- _TASK ITEM_: Return all lines from the listing below that include the word "icon".
RECORDED DATA below:
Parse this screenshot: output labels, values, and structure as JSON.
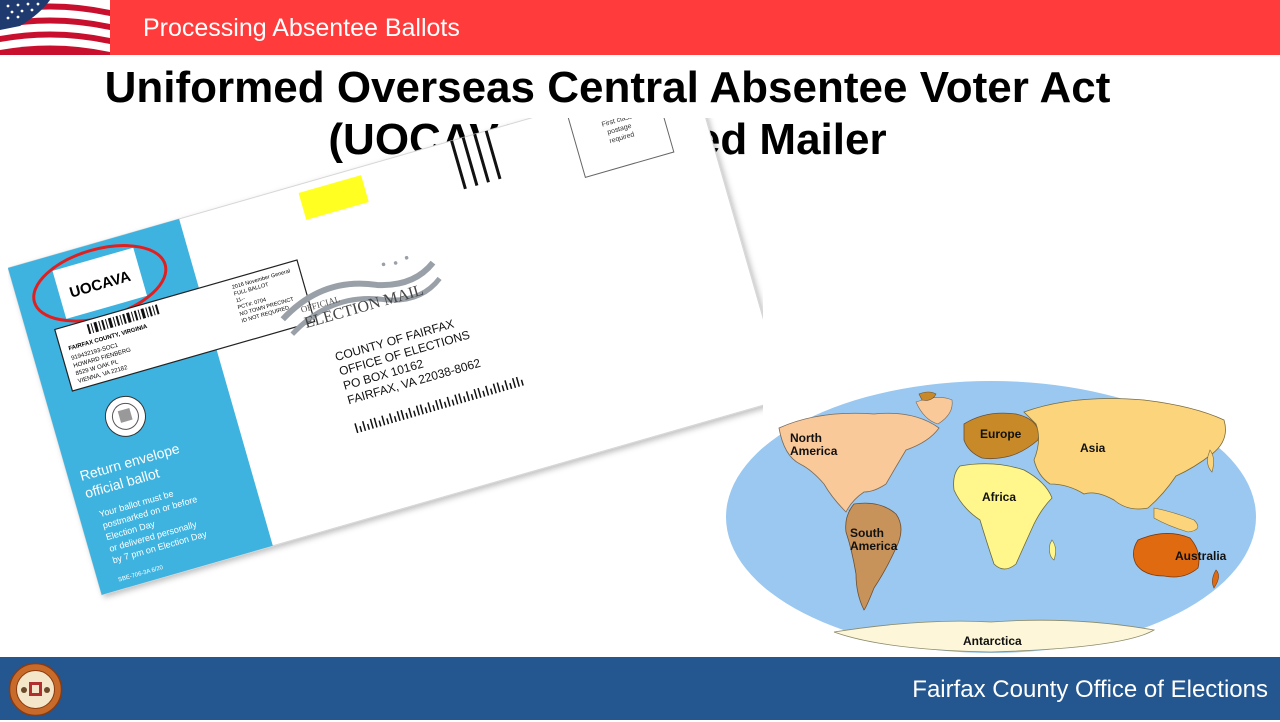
{
  "header": {
    "section_title": "Processing Absentee Ballots",
    "flag_icon": "us-flag-icon",
    "bar_color": "#ff3b3b"
  },
  "slide": {
    "title_line1": "Uniformed Overseas Central Absentee Voter Act",
    "title_line2": "(UOCAVA) Returned Mailer"
  },
  "envelope": {
    "uocava_label": "UOCAVA",
    "postage_line1": "First class",
    "postage_line2": "postage",
    "postage_line3": "required",
    "label_county": "FAIRFAX COUNTY, VIRGINIA",
    "label_voter_id": "919432193-SOC1",
    "label_name": "HOWARD FIENBERG",
    "label_street": "8529 W OAK PL",
    "label_city": "VIENNA, VA 22182",
    "label_election": "2016 November General",
    "label_ballot": "FULL BALLOT",
    "label_num": "11--",
    "label_pct": "PCT#: 0704",
    "label_precinct": "NO TOWN PRECINCT",
    "label_id": "ID NOT REQUIRED",
    "election_mail_official": "OFFICIAL",
    "election_mail": "ELECTION MAIL",
    "addr_line1": "COUNTY OF FAIRFAX",
    "addr_line2": "OFFICE OF ELECTIONS",
    "addr_line3": "PO BOX 10162",
    "addr_line4": "FAIRFAX, VA 22038-8062",
    "return_line1": "Return envelope",
    "return_line2": "official ballot",
    "instr_line1": "Your ballot must be",
    "instr_line2": "postmarked on or before",
    "instr_line3": "Election Day",
    "instr_line4": "or delivered personally",
    "instr_line5": "by 7 pm on Election Day",
    "form_code": "SBE-706-3A 6/20",
    "flap_color": "#3eb3e0"
  },
  "map": {
    "labels": [
      "North America",
      "Europe",
      "Asia",
      "Africa",
      "South America",
      "Australia",
      "Antarctica"
    ],
    "ocean_color": "#9ac8f0"
  },
  "footer": {
    "org": "Fairfax County Office of Elections",
    "seal_icon": "fairfax-county-seal-icon",
    "bar_color": "#24568f"
  }
}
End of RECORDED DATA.
- _ANSWER BOX_:
    "flag_icon": "us-flag-icon",
    "seal_icon": "fairfax-county-seal-icon",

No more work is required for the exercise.